* **About this exercise**:
All entries shown below must be given again word for word.

[Records Boundary: Start]

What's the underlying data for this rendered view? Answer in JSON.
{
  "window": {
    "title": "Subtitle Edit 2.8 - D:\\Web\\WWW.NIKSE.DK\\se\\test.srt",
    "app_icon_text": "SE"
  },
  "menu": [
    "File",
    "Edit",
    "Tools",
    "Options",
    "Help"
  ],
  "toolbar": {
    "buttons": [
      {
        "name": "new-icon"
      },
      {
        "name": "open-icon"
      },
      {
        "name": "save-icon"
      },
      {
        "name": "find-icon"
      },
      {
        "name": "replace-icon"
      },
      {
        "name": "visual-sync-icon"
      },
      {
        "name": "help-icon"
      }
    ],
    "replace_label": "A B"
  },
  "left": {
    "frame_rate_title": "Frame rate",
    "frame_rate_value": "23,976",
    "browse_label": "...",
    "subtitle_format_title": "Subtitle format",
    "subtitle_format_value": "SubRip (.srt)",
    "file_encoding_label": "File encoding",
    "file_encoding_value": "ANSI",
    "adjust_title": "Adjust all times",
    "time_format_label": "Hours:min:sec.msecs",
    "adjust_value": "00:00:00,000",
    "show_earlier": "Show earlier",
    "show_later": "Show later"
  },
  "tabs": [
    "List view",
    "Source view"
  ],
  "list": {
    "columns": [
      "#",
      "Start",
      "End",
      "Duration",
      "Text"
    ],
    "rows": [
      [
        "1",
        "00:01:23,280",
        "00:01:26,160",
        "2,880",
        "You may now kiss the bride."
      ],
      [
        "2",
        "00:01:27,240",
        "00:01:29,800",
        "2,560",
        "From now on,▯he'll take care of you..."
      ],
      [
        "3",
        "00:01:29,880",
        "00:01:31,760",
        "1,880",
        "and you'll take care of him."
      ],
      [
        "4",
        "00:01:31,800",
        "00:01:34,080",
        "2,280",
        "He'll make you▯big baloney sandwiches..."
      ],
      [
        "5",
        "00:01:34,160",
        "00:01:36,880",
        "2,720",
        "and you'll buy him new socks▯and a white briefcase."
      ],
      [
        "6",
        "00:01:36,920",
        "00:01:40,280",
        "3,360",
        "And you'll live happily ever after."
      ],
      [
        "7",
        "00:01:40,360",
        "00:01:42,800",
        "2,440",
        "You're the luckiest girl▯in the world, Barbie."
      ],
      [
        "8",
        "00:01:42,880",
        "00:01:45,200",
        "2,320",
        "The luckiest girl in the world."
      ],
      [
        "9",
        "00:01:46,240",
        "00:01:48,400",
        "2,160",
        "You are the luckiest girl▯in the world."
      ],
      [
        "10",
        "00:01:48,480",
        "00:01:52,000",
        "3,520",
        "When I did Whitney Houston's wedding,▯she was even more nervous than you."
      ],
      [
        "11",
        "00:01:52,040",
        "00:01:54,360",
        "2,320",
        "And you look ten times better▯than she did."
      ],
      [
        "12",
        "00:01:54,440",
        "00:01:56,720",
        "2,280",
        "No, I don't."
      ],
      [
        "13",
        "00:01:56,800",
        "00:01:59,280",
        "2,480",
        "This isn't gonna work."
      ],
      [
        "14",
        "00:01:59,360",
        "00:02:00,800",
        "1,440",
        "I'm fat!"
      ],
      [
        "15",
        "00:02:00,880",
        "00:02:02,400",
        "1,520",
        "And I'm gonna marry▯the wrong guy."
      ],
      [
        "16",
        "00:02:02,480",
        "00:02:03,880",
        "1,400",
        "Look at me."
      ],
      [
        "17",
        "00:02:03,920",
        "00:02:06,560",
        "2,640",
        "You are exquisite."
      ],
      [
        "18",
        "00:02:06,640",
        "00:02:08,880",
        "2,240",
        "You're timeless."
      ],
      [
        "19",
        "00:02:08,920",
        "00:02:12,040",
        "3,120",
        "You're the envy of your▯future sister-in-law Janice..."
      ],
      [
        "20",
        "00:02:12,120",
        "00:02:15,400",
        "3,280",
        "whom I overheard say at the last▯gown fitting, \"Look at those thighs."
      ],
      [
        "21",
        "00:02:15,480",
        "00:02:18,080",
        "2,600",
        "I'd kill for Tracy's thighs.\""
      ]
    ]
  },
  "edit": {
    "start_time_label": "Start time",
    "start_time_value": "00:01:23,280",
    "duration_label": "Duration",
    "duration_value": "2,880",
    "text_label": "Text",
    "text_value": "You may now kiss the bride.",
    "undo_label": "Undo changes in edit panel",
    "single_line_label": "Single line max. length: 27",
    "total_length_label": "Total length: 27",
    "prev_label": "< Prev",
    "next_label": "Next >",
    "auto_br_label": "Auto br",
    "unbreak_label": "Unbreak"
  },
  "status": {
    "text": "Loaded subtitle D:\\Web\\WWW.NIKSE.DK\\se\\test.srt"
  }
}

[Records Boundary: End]

* **Reply**:
What's the underlying data for this rendered view? Answer in JSON.
{
  "window": {
    "title": "Subtitle Edit 2.8 - D:\\Web\\WWW.NIKSE.DK\\se\\test.srt",
    "app_icon_text": "SE"
  },
  "menu": [
    "File",
    "Edit",
    "Tools",
    "Options",
    "Help"
  ],
  "toolbar": {
    "buttons": [
      {
        "name": "new-icon"
      },
      {
        "name": "open-icon"
      },
      {
        "name": "save-icon"
      },
      {
        "name": "find-icon"
      },
      {
        "name": "replace-icon"
      },
      {
        "name": "visual-sync-icon"
      },
      {
        "name": "help-icon"
      }
    ],
    "replace_label": "A B"
  },
  "left": {
    "frame_rate_title": "Frame rate",
    "frame_rate_value": "23,976",
    "browse_label": "...",
    "subtitle_format_title": "Subtitle format",
    "subtitle_format_value": "SubRip (.srt)",
    "file_encoding_label": "File encoding",
    "file_encoding_value": "ANSI",
    "adjust_title": "Adjust all times",
    "time_format_label": "Hours:min:sec.msecs",
    "adjust_value": "00:00:00,000",
    "show_earlier": "Show earlier",
    "show_later": "Show later"
  },
  "tabs": [
    "List view",
    "Source view"
  ],
  "list": {
    "columns": [
      "#",
      "Start",
      "End",
      "Duration",
      "Text"
    ],
    "rows": [
      [
        "1",
        "00:01:23,280",
        "00:01:26,160",
        "2,880",
        "You may now kiss the bride."
      ],
      [
        "2",
        "00:01:27,240",
        "00:01:29,800",
        "2,560",
        "From now on,▯he'll take care of you..."
      ],
      [
        "3",
        "00:01:29,880",
        "00:01:31,760",
        "1,880",
        "and you'll take care of him."
      ],
      [
        "4",
        "00:01:31,800",
        "00:01:34,080",
        "2,280",
        "He'll make you▯big baloney sandwiches..."
      ],
      [
        "5",
        "00:01:34,160",
        "00:01:36,880",
        "2,720",
        "and you'll buy him new socks▯and a white briefcase."
      ],
      [
        "6",
        "00:01:36,920",
        "00:01:40,280",
        "3,360",
        "And you'll live happily ever after."
      ],
      [
        "7",
        "00:01:40,360",
        "00:01:42,800",
        "2,440",
        "You're the luckiest girl▯in the world, Barbie."
      ],
      [
        "8",
        "00:01:42,880",
        "00:01:45,200",
        "2,320",
        "The luckiest girl in the world."
      ],
      [
        "9",
        "00:01:46,240",
        "00:01:48,400",
        "2,160",
        "You are the luckiest girl▯in the world."
      ],
      [
        "10",
        "00:01:48,480",
        "00:01:52,000",
        "3,520",
        "When I did Whitney Houston's wedding,▯she was even more nervous than you."
      ],
      [
        "11",
        "00:01:52,040",
        "00:01:54,360",
        "2,320",
        "And you look ten times better▯than she did."
      ],
      [
        "12",
        "00:01:54,440",
        "00:01:56,720",
        "2,280",
        "No, I don't."
      ],
      [
        "13",
        "00:01:56,800",
        "00:01:59,280",
        "2,480",
        "This isn't gonna work."
      ],
      [
        "14",
        "00:01:59,360",
        "00:02:00,800",
        "1,440",
        "I'm fat!"
      ],
      [
        "15",
        "00:02:00,880",
        "00:02:02,400",
        "1,520",
        "And I'm gonna marry▯the wrong guy."
      ],
      [
        "16",
        "00:02:02,480",
        "00:02:03,880",
        "1,400",
        "Look at me."
      ],
      [
        "17",
        "00:02:03,920",
        "00:02:06,560",
        "2,640",
        "You are exquisite."
      ],
      [
        "18",
        "00:02:06,640",
        "00:02:08,880",
        "2,240",
        "You're timeless."
      ],
      [
        "19",
        "00:02:08,920",
        "00:02:12,040",
        "3,120",
        "You're the envy of your▯future sister-in-law Janice..."
      ],
      [
        "20",
        "00:02:12,120",
        "00:02:15,400",
        "3,280",
        "whom I overheard say at the last▯gown fitting, \"Look at those thighs."
      ],
      [
        "21",
        "00:02:15,480",
        "00:02:18,080",
        "2,600",
        "I'd kill for Tracy's thighs.\""
      ]
    ]
  },
  "edit": {
    "start_time_label": "Start time",
    "start_time_value": "00:01:23,280",
    "duration_label": "Duration",
    "duration_value": "2,880",
    "text_label": "Text",
    "text_value": "You may now kiss the bride.",
    "undo_label": "Undo changes in edit panel",
    "single_line_label": "Single line max. length: 27",
    "total_length_label": "Total length: 27",
    "prev_label": "< Prev",
    "next_label": "Next >",
    "auto_br_label": "Auto br",
    "unbreak_label": "Unbreak"
  },
  "status": {
    "text": "Loaded subtitle D:\\Web\\WWW.NIKSE.DK\\se\\test.srt"
  }
}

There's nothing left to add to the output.